I’m kept in the loop on everything that’s going on, and I have a say in how we want things done down there. I take a lot of pride in having continuity throughout the organization, all the way from rookie ball to the big leagues.

This is very interesting, since it's not a job the Astros have asked from their big league skipper in quite a while. Sure, the coaches will make a call on when to bring guys up or who makes the roster in spring training, but setting a tone in the minor leagues? Continuity at all levels? That's something the Astros have lacked since Hunsicker left in 2004. Now it seems like Bobby Heck and Ed Wade both set the tone for player development.
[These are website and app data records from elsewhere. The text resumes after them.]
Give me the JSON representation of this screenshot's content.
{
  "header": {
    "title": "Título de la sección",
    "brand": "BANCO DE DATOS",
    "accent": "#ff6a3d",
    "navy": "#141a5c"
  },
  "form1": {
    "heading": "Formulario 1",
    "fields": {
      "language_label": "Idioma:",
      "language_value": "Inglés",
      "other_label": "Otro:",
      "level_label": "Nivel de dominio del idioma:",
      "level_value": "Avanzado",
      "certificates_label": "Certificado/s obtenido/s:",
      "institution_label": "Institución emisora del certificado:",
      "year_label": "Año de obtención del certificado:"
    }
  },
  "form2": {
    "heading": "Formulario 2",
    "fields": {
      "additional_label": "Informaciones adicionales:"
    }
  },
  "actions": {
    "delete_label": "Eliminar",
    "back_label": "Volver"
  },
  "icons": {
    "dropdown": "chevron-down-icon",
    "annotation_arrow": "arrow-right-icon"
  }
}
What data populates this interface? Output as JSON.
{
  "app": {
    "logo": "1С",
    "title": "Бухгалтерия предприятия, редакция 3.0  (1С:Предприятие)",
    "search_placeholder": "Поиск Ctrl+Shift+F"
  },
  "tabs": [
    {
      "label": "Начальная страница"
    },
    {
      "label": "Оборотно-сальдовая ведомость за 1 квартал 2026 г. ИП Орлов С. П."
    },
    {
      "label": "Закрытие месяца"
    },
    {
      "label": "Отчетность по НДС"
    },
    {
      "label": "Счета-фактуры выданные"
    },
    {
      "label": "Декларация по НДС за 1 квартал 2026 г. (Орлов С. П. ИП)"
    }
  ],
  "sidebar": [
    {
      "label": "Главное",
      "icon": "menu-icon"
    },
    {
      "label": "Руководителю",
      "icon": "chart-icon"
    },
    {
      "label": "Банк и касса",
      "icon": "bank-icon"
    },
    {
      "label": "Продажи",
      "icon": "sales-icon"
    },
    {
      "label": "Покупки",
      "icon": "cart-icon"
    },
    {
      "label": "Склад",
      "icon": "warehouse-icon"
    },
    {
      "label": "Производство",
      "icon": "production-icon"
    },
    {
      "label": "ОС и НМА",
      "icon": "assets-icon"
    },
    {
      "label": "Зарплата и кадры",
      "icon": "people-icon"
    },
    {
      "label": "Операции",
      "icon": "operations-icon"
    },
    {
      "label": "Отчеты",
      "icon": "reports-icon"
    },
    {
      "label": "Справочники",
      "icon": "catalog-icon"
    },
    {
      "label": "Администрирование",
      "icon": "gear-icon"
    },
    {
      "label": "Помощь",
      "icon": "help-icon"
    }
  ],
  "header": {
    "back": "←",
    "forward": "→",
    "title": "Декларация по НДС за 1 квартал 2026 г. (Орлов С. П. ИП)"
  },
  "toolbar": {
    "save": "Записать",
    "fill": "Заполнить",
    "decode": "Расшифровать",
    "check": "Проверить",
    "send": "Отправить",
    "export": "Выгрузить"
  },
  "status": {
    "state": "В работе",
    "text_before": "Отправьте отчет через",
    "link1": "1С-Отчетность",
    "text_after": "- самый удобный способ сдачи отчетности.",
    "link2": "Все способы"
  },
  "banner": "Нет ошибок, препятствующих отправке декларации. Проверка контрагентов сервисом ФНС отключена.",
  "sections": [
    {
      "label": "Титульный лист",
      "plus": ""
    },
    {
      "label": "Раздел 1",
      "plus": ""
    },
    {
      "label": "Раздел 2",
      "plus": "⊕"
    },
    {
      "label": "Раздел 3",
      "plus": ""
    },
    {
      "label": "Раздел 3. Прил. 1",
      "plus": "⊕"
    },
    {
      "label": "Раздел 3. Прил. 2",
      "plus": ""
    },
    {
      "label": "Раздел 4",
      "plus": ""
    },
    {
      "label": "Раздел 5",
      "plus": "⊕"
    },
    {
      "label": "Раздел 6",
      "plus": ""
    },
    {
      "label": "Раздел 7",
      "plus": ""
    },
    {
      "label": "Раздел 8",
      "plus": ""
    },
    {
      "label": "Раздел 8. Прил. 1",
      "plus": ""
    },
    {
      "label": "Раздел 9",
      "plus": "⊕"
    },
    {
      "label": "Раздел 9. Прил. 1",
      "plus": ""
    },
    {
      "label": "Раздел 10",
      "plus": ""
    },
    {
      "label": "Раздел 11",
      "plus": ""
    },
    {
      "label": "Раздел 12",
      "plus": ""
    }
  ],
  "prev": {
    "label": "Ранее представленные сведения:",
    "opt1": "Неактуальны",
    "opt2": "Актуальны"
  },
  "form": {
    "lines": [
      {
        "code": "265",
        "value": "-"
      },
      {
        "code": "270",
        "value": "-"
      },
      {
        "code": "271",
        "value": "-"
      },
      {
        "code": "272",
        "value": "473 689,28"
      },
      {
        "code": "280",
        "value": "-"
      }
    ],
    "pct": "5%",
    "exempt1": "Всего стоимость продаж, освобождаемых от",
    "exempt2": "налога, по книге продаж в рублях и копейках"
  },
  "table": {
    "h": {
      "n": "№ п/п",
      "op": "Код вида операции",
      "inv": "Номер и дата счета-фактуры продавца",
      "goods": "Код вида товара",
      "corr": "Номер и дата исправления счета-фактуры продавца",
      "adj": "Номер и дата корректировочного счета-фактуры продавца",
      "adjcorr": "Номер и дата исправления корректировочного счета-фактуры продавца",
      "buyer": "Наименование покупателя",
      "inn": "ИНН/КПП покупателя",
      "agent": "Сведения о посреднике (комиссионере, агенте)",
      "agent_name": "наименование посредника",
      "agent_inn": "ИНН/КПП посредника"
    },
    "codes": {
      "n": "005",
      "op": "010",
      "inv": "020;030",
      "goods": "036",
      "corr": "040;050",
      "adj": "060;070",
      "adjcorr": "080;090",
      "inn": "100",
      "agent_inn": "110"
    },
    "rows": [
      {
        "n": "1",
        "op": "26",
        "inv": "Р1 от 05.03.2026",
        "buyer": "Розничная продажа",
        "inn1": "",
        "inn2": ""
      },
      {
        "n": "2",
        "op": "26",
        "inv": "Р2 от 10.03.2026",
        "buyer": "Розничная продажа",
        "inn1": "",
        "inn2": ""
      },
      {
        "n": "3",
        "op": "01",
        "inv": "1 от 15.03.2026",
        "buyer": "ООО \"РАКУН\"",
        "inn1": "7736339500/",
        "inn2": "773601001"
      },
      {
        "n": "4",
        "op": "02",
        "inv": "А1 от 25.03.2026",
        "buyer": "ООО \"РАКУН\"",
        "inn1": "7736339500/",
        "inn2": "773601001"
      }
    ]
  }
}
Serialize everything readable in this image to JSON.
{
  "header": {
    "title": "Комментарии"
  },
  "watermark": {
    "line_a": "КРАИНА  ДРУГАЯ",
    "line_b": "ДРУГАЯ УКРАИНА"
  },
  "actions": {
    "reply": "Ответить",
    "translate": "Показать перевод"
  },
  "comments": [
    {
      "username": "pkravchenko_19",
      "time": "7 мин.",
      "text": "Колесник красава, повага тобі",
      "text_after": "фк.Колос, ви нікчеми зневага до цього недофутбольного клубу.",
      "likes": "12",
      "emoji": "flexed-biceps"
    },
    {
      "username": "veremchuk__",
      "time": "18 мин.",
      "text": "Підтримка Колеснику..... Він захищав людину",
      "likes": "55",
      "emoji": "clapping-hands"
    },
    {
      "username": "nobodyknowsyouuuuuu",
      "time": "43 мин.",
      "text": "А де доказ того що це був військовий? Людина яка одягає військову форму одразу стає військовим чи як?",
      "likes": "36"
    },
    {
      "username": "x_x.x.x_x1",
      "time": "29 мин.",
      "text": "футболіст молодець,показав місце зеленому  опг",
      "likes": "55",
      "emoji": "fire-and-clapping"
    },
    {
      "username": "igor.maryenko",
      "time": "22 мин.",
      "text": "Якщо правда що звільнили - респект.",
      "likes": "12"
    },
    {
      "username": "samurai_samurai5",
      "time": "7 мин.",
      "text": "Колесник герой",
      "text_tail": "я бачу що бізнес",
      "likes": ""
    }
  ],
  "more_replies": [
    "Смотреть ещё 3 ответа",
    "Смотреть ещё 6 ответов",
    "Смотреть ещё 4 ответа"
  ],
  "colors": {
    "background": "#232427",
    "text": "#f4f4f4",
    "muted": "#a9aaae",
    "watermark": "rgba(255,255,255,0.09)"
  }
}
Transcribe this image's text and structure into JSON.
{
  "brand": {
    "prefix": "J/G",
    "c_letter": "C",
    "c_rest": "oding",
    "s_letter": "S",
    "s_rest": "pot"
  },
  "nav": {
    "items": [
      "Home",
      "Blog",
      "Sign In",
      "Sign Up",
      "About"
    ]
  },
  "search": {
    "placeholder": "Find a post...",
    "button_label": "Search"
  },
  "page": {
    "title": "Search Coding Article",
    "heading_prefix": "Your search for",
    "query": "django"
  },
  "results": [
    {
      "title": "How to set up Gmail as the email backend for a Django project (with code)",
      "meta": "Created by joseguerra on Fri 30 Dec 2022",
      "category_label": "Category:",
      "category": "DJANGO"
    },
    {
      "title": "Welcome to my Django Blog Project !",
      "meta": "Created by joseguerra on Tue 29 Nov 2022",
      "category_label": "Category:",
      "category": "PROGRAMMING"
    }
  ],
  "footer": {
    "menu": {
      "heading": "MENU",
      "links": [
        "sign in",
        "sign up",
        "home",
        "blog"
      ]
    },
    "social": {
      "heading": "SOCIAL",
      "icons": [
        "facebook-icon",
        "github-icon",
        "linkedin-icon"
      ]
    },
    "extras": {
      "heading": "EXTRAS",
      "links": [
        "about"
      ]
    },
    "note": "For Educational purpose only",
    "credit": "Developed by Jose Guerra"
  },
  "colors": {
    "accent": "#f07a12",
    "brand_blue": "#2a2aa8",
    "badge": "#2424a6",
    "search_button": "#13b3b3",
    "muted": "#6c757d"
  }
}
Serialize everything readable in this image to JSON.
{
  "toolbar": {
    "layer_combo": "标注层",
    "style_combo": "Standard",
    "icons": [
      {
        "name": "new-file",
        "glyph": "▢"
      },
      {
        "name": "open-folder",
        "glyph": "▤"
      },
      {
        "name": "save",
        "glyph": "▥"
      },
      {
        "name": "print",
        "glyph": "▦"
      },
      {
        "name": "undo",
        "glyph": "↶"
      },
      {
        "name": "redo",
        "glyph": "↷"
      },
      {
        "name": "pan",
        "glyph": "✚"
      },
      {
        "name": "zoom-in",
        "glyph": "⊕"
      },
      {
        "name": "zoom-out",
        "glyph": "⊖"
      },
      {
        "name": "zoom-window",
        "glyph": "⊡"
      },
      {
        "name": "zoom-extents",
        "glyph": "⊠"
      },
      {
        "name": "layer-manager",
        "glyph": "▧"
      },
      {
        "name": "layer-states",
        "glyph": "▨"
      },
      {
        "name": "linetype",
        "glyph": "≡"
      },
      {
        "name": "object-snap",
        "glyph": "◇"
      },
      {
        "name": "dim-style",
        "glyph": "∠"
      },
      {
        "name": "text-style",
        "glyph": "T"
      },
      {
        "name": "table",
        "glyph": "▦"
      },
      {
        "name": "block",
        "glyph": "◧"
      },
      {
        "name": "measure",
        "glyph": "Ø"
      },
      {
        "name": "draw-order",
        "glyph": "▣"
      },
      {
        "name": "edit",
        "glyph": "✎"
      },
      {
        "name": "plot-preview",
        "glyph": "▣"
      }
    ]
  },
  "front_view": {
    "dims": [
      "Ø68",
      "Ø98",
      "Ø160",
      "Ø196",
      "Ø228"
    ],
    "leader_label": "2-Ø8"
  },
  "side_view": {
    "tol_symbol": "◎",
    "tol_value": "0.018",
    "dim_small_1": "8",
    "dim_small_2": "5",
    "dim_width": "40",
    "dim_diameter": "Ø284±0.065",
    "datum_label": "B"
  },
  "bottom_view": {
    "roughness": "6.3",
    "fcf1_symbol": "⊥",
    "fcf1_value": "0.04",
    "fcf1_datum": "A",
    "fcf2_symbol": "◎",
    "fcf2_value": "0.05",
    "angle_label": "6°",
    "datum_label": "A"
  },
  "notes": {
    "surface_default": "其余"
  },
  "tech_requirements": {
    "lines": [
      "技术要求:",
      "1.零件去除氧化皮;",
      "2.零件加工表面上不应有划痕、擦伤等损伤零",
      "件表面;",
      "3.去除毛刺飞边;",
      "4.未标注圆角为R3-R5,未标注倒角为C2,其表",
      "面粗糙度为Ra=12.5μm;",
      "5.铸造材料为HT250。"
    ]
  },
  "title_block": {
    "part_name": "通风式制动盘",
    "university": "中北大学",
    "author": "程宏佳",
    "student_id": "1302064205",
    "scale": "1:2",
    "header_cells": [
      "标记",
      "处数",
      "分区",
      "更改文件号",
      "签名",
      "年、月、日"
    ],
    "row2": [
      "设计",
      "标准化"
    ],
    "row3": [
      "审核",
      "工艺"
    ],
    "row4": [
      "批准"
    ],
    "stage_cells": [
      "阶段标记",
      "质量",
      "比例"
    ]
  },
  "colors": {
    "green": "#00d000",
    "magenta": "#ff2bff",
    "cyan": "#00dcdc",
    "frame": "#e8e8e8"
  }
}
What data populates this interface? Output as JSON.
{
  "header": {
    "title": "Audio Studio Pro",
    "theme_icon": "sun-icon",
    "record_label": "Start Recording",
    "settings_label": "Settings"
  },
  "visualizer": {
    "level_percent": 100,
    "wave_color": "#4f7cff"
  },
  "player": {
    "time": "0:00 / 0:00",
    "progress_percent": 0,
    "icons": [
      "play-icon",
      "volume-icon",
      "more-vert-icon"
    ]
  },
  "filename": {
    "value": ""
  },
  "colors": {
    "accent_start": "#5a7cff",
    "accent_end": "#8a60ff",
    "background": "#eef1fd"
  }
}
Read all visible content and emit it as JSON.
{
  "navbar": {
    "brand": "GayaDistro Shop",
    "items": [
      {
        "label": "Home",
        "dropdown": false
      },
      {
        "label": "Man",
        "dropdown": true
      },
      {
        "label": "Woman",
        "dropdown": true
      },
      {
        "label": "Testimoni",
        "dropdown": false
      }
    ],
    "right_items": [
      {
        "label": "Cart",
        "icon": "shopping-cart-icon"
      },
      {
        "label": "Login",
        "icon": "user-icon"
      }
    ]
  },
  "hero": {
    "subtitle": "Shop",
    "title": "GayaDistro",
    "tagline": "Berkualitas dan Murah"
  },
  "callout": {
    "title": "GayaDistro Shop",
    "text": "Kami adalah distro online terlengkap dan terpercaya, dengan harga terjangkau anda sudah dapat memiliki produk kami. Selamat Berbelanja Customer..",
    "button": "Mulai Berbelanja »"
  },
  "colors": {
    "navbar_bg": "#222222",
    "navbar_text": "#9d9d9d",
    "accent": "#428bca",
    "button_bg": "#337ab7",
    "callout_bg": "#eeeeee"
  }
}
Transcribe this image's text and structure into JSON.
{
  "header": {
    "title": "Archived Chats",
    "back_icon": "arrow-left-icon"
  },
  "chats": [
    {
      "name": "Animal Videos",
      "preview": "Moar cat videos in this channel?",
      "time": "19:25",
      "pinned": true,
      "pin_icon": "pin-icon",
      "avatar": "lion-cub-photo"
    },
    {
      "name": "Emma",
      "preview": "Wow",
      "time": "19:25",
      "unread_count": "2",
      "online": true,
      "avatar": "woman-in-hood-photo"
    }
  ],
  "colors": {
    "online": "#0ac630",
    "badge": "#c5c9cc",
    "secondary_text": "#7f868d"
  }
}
Where would Acta fit into this scheme?

Another interesting quote from the same interview about his bunting strategy:

Bunting is pretty outdated. Everybody scores so many runs nowadays, it doesn’t make sense to play for one run unless it’s late in the game and it’s close. I hardly ever bunt early in a game, unless it’s with a pitcher. A big inning can win you a game. One run in the third inning can’t, unless you have Pedro pitching.

And of course, his pick for the best pitcher in baseball:

Roy Oswalt. He’s just tough as nails. He comes at you like nobody else. That’s a tough place to pitch, and he’s been very consistent.

Acta is also very interested in using sabermetrics to make better decisions, which is very interesting to the people around this blog, we heady baseball fans. I'm not sure whether this is a good or a bad thing, but it may help get all those bad OBP players out of the every day roster. Nothing drives me crazier than all the guys with OBP under .340. But that strays from the point. Acta is a young guy, who's failed in his first job and is looking for some redemption. Sounds a lot like Bill Belichick after the Cleveland fiasco but before New England. Does that make him the best candidate? No, because he still has done nothing to be successful at the big league level. He does make for an interesting candidate, though.